She went on a mission to discover if the violent trucker she met was indeed the sadistic killer who was behind bars.
After speaking to his ex-wife, Deborah Rhoades and following a thread of clues, including matching up his trucking logs with the locations of unsolved murders before his arrest Vaselka finally decided to send him a letter.
But what she got back from him didn't clear up her suspicions.
"It said he would see me if I promised never to say that I had seen him or what had passed between us," she wrote. "It was just the kind of promise a sexual predator or child molester would try to extract. He also wanted $500."
Veselka told him journalistic standards didn't allow her to pay for interviews, and when Rhoades unexpectedly wrote her back he arrogantly suggested she could pay him as an 'expert'.,

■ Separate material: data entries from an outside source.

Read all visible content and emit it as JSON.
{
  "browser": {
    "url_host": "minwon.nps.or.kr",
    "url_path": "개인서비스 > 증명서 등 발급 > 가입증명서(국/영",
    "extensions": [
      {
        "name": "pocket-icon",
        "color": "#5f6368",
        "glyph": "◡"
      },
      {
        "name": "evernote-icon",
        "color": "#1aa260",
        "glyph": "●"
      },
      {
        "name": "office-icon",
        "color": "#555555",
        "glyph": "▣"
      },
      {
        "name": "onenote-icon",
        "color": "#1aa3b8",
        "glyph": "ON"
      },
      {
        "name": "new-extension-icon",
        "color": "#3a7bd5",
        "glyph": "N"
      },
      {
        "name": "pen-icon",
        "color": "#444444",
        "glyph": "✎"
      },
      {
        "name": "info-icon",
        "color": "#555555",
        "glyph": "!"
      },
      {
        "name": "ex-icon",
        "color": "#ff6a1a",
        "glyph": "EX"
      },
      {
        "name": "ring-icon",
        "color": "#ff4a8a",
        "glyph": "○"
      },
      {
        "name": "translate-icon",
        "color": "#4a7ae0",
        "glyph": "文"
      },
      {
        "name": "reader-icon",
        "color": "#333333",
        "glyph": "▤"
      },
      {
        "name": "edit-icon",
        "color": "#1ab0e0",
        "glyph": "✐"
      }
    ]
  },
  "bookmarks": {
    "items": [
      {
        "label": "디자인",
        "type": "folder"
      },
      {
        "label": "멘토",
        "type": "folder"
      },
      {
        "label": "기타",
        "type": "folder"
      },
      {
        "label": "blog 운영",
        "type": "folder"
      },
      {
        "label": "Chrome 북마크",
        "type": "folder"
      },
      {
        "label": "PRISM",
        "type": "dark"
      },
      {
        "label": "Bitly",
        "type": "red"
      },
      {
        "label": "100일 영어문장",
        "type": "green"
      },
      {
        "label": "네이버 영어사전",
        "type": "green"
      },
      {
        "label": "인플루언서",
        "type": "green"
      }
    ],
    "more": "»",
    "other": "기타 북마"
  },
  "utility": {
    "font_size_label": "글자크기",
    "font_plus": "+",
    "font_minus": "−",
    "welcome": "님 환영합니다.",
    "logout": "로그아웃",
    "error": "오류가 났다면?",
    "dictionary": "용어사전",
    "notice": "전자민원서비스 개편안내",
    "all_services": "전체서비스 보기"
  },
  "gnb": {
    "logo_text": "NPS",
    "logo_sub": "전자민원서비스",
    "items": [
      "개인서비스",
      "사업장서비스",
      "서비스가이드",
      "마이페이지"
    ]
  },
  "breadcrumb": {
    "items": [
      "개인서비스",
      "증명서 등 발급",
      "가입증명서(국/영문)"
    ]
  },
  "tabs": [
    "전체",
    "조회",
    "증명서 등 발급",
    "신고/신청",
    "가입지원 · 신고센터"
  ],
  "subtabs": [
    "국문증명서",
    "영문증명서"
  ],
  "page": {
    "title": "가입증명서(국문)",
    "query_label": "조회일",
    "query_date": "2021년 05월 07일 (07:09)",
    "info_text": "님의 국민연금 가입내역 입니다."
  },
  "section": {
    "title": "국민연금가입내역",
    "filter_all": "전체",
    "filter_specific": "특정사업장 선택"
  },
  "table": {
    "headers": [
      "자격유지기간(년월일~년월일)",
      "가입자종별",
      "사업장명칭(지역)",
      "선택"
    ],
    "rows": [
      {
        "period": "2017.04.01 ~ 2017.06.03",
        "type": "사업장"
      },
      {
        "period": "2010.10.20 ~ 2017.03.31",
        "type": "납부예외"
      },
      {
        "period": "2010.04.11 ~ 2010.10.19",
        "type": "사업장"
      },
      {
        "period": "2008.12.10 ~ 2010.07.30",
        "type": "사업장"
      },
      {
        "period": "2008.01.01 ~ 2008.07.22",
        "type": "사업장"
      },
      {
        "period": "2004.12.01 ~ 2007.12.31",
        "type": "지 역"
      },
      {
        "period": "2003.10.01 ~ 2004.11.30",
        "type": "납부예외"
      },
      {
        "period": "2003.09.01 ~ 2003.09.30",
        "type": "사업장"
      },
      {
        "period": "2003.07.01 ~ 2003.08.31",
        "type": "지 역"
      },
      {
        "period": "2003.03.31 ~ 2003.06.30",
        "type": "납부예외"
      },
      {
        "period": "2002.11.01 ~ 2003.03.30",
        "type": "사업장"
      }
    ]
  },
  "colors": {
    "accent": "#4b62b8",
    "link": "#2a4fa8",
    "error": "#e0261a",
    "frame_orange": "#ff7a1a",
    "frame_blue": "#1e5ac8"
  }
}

"But an expert in what, I thought, killing? At the bottom of the yellow legal paper, scrawled in caps he wrote, 'IT WASN"T ME!!!' I looked at the letter. He may be right, but certainly not because he's innocent."